• animal exposure;
  • cytokine;
  • dog;
  • immune development;
  • IFN-γ;
  • IL-5;
  • IL-8;
  • IL-10;
  • TNF-α


Background It appears that contacts with furred animals early in life and already during gestation contribute to the immunological development in humans, but the mechanisms and relevant exposures are not clear.

Objective To investigate whether exposure to animals during pregnancy and the first year of life is associated with early immune development, determined as stimulated cytokine responses of children at birth and at age 1 year.

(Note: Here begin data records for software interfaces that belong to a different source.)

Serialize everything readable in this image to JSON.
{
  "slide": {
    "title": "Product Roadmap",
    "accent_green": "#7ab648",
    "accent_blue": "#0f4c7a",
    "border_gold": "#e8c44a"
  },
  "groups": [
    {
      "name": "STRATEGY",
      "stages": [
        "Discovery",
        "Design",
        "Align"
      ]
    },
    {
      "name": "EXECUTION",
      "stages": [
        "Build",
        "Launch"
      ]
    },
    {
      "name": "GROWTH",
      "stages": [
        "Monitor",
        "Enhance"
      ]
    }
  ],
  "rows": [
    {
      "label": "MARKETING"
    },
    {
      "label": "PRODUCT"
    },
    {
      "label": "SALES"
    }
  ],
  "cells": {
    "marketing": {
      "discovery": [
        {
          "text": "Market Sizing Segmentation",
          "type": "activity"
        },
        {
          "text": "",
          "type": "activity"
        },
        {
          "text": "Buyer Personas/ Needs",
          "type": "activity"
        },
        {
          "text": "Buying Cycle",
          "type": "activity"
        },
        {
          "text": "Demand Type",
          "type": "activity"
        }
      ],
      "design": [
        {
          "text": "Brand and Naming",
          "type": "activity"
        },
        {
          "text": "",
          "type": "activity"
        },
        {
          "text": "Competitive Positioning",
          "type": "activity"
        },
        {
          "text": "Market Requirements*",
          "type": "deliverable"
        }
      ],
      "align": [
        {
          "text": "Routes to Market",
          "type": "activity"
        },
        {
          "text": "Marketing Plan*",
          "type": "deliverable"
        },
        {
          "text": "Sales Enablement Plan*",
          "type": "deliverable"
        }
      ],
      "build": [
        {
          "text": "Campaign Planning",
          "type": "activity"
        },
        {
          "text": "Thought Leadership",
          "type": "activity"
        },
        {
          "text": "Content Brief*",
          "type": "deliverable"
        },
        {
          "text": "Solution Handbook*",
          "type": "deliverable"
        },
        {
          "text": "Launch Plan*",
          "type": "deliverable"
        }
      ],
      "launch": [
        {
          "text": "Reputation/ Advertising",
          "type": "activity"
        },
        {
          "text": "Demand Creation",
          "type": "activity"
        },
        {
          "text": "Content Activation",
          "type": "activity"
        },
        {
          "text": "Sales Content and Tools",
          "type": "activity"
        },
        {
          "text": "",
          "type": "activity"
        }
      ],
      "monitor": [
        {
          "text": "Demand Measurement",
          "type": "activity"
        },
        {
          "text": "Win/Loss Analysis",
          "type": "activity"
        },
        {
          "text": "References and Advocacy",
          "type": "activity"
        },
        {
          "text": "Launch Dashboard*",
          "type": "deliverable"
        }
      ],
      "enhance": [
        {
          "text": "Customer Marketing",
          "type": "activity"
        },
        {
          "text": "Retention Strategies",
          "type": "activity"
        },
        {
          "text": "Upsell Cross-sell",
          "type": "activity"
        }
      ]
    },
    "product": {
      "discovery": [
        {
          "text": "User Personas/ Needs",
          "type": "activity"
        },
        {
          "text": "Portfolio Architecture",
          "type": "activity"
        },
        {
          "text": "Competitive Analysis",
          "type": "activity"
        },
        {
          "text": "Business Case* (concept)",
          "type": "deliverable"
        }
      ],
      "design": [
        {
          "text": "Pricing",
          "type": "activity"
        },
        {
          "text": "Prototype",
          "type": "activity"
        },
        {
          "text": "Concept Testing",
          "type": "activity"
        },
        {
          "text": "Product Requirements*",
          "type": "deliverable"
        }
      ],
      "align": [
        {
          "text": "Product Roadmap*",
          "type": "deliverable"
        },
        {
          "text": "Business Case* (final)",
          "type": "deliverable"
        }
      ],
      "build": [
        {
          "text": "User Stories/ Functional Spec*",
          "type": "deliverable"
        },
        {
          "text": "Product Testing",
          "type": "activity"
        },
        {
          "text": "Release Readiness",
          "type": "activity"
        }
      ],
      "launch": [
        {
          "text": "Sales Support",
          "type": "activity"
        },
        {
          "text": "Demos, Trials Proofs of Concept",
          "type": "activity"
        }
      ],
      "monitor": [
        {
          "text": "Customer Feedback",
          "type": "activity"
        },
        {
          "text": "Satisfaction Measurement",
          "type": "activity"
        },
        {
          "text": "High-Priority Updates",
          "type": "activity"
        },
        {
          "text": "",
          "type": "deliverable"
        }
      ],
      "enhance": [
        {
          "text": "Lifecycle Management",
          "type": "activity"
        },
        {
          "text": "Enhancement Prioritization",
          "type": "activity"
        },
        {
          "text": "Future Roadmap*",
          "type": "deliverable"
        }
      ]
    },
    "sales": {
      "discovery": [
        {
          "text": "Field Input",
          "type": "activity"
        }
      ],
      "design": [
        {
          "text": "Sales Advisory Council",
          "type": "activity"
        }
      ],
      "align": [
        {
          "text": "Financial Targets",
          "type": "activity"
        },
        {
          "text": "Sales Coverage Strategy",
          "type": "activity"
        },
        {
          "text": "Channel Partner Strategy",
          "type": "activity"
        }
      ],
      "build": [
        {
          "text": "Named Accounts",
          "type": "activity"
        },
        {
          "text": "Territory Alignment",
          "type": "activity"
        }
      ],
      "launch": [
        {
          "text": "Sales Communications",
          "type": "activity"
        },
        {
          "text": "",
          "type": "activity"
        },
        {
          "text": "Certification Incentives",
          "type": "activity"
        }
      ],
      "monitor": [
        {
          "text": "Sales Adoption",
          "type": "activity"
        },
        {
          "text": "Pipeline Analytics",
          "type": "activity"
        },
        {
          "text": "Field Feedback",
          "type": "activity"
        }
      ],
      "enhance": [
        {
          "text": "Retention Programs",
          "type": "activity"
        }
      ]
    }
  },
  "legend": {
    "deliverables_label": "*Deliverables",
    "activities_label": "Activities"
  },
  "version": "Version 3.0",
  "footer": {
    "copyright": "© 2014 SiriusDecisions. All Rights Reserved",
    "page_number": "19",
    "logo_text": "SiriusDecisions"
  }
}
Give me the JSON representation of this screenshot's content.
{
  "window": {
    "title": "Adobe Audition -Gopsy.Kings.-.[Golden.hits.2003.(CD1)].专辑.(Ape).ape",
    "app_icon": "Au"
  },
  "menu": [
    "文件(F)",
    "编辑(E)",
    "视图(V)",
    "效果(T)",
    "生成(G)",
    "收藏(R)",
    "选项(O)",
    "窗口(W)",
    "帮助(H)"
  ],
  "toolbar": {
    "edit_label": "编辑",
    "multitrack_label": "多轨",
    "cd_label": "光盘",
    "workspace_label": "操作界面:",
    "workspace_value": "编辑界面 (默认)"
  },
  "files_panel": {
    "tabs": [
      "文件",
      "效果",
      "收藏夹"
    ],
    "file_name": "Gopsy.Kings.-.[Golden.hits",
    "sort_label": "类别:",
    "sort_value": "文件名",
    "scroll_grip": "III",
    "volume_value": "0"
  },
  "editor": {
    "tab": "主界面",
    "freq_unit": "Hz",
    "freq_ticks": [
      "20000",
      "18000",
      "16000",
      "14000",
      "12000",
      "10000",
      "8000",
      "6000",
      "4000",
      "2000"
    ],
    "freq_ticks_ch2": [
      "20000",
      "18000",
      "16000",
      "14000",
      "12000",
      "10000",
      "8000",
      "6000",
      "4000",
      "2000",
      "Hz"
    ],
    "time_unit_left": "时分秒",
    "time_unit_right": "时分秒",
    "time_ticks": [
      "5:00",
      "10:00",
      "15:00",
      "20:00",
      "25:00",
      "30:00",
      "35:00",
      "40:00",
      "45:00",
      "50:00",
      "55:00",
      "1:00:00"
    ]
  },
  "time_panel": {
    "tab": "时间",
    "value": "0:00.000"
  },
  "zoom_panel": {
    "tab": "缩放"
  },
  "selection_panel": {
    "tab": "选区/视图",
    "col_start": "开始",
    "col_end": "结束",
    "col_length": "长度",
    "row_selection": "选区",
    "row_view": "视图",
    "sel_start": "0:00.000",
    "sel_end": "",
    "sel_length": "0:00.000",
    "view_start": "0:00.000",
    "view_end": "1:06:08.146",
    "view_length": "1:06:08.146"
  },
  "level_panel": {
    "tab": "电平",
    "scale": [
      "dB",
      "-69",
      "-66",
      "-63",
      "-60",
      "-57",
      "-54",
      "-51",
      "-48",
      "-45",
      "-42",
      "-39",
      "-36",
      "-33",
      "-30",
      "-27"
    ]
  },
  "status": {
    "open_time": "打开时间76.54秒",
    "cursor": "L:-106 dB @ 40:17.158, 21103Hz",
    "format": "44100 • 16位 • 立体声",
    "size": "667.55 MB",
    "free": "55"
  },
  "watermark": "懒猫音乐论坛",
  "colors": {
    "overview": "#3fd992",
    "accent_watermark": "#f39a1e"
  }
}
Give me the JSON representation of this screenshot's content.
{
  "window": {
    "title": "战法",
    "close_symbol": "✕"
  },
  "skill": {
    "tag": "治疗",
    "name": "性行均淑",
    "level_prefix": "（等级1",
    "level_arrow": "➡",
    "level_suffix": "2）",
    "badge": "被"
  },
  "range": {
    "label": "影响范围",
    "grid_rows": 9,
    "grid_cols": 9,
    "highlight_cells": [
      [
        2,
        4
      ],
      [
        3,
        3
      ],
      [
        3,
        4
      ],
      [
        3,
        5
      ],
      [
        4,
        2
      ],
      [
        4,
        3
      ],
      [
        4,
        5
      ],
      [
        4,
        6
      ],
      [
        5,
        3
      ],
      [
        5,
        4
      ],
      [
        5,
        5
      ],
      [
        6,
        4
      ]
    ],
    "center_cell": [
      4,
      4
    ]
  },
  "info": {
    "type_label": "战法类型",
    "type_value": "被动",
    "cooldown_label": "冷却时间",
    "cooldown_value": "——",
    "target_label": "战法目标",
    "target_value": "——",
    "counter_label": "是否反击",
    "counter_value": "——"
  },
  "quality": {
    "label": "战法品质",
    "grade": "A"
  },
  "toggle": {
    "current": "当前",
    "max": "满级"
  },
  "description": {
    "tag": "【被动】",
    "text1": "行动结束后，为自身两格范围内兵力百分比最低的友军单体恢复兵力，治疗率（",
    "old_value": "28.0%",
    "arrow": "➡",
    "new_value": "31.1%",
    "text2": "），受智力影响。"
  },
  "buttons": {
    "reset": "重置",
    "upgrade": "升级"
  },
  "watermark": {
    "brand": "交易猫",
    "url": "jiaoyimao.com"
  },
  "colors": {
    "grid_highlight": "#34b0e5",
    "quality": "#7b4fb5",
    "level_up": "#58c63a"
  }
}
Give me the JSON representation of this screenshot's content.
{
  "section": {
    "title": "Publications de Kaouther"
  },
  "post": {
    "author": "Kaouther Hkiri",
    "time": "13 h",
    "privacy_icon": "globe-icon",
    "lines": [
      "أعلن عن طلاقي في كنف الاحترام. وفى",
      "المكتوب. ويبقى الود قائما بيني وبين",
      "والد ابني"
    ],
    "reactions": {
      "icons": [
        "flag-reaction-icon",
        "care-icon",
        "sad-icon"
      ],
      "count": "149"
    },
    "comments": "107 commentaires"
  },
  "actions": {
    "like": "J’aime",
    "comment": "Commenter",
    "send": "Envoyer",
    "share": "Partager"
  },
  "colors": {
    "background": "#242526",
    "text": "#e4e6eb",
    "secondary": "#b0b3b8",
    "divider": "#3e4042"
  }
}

Methods Cord blood (n=228) and peripheral venous blood (n=200) samples 1 year after birth were collected and stimulated with Gram-positive superantigen Staphylococcal enterotoxin B, Gram-negative bacterial lipopolysaccharide (LPS) and the combination of mitogenic phorbol 12-myristate 13-acetate and calcium ionophore ionomycin (P/I) for 24 and 48 h. TNF-α, IFN-γ, IL-5, IL-8 and IL-10 responses were measured by ELISA. For each cytokine, the time-point with the highest response was chosen for further analyses. Animal contacts were surveyed by self-administered questionnaires.

Results Dog ownership was associated with decreased TNF-α-producing capacity at birth (P/I: median 841 vs. 881 pg/106 WBC, P=0.05) and 1 year after birth (P/I: 1290 vs. 1530, P=0.01; LPS: 425 vs. 508, P=0.02). Associations remained significant after adjustment for potential confounders. Cat ownership was not associated with cytokine production.

Conclusion Having a dog in the household in infancy and already during pregnancy may be associated with reduced innate immune responses in early childhood. The observed attenuation of cytokine production may help in preventing exaggerated immune responses against harmless antigens later in life. Thus, intensive exposure to dogs in early life may be beneficial during normal immune maturation.

Cite this as: M. H. J. Lappalainen, K. Huttunen, M. Roponen, S. Remes, M.-R. Hirvonen and J. Pekkanen, Clinical & Experimental Allergy, 2010 (40) 1498–1506.